In a 5-4 decision that Justice Elena Kagan characterized as “profoundly wrong,” the U.S. Supreme Court on February 7, 2019 permitted Alabama to execute a Muslim death-row prisoner, Domineque Ray (pictured), who had claimed that the state’s execution process discriminated against him because of his religion. Without explanation, the Court asserted that Ray had waited too long to challenge a provision in Alabama’s execution protocol that made a Christian chaplain part of the state’s execution team and prohibited other religious advisors from being present in the execution chamber. Ray argued that Alabama’s practice constituted an establishment of religion that discriminated against non-Christians. During federal court hearings on the constitutionality of the policy, Alabama withdrew its requirement that the chaplain be present in the execution chamber. However, it continued to reject Ray’s request that his imam—a prison-approved spiritual advisor—be permitted in the execution chamber. The U.S. Court of Appeals for the Eleventh Circuit ruled that Ray was likely to succeed on his religious discrimination claim, scheduled briefing in his case, and stayed his execution. The Supreme Court reversed, without addressing the constitutional issue.

Justice Kagan, joined by Justices Breyer, Ginsburg, and Sotomayor dissented.
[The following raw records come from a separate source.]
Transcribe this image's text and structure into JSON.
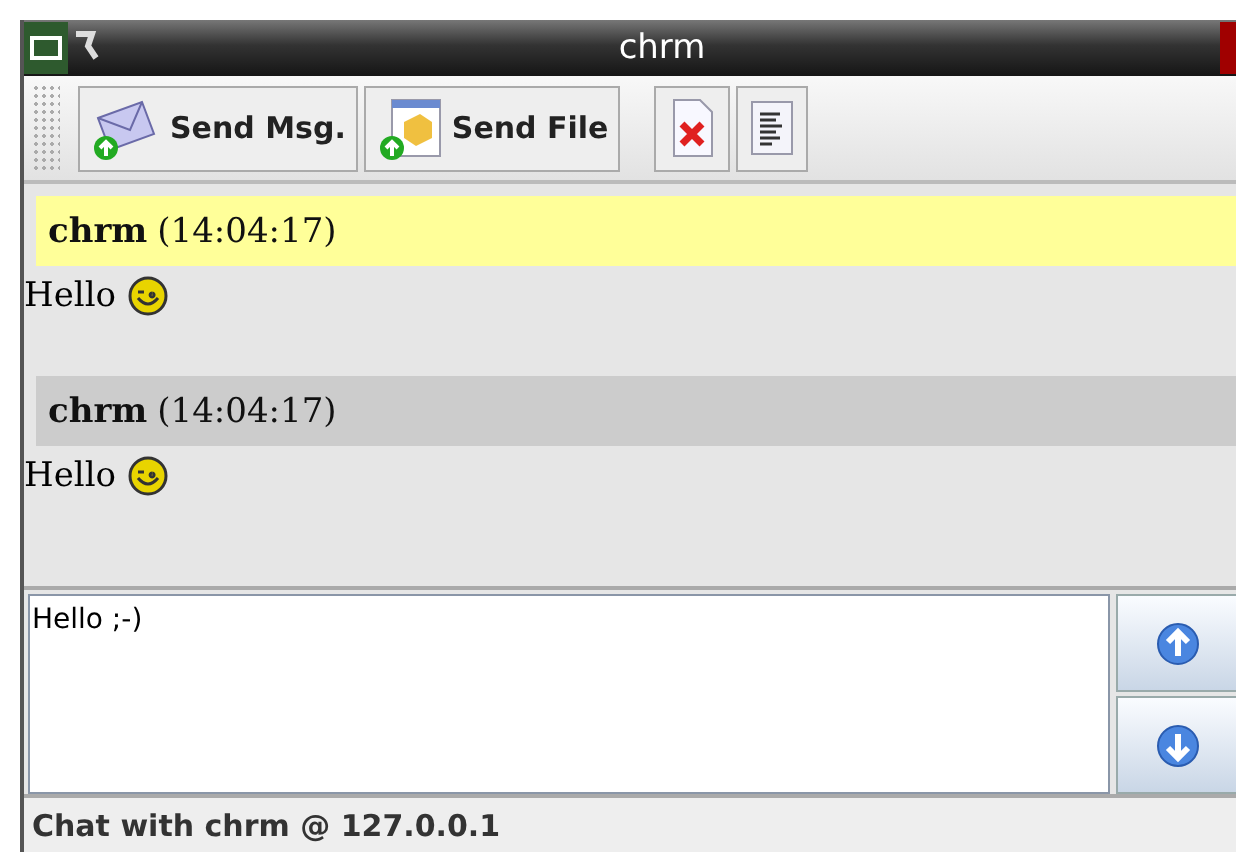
{
  "window": {
    "title": "chrm"
  },
  "toolbar": [
    {
      "kind": "mail",
      "label": "Send Msg."
    },
    {
      "kind": "file",
      "label": "Send File"
    },
    {
      "kind": "clear"
    },
    {
      "kind": "log"
    }
  ],
  "messages": [
    {
      "sender": "chrm",
      "time": "(14:04:17)",
      "text": "Hello",
      "highlighted": true
    },
    {
      "sender": "chrm",
      "time": "(14:04:17)",
      "text": "Hello",
      "highlighted": false
    }
  ],
  "input": {
    "value": "Hello ;-)"
  },
  "status_bar": "Chat with chrm @ 127.0.0.1"
}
Quoting prior Supreme Court decisions, Kagan wrote, “‘The clearest command of the Establishment Clause is that one religious denomination cannot be officially preferred over another.’ But the State’s policy does just that. Under that policy, a Christian prisoner may have a minister of his own faith accompany him into the execution chamber to say his last rites. But if an inmate practices a different religion—whether Islam, Judaism, or any other—he may not die with a minister of his own faith by his side. That treatment goes against the Establishment Clause’s core principle of denominational neutrality.” In asserting that its execution process complied with constitutional guarantees of religious freedom, the Alabama Attorney General’s office told the federal courts: “Like any other inmate, Ray has been and will be given opportunities to speak with his spiritual adviser, including up to the moment that he is taken into the chamber.” However, Spencer Hahn, one of Ray’s lawyers, said the prison had failed to honor that promise and that Ray lost access to his imam three hours before the execution.

Ray was convicted and sentenced to death for the rape and murder of a 15-year-old girl. No physical evidence linked him to the crimes and a sole prosecution witness, Marcus Owden, implicated Ray. In 2017, Ray’s appeal lawyers discovered for the first time that Owden—who avoided the death penalty by testifying against Ray—had schizophrenia and was suffering from delusions and auditory hallucinations when he accused Ray of the rape and murder and testified against him. Ray’s lawyers argued that the prosecution’s deliberate suppression of this evidence, despite being aware of Owden’s mental illness, violated Ray’s due process rights and entitled him to a new trial. Without comment, the Supreme Court declined to review the claim and denied a stay. Ray was the second person executed in the U.S. in 2019 and the first in Alabama.

(Kim Chandler, Alabama executes Muslim inmate who wanted imam present, Associated Press, February 8, 2019; Lauren Gill, Domineque Ray Is Executed in Alabama After Supreme Court Bid Fails, Pro Publica, February 8, 2019; Melissa Brown, Alabama execution will proceed after Supreme Court vacates religious freedom stay, Montgomery Advertiser, February 7, 2019; Rutherford Institute Asks Court to Protect Death Row Inmate’s Right to Choose Religion of Clergy Present During Execution, The Rutherford Institute, February 5, 2019.) Read the Supreme Court ruling and dissenting opinion in Dunn v. Ray and the Supreme Court petition for writ of certiorari in Ray v. Alabama. See Religion and Arbitrariness.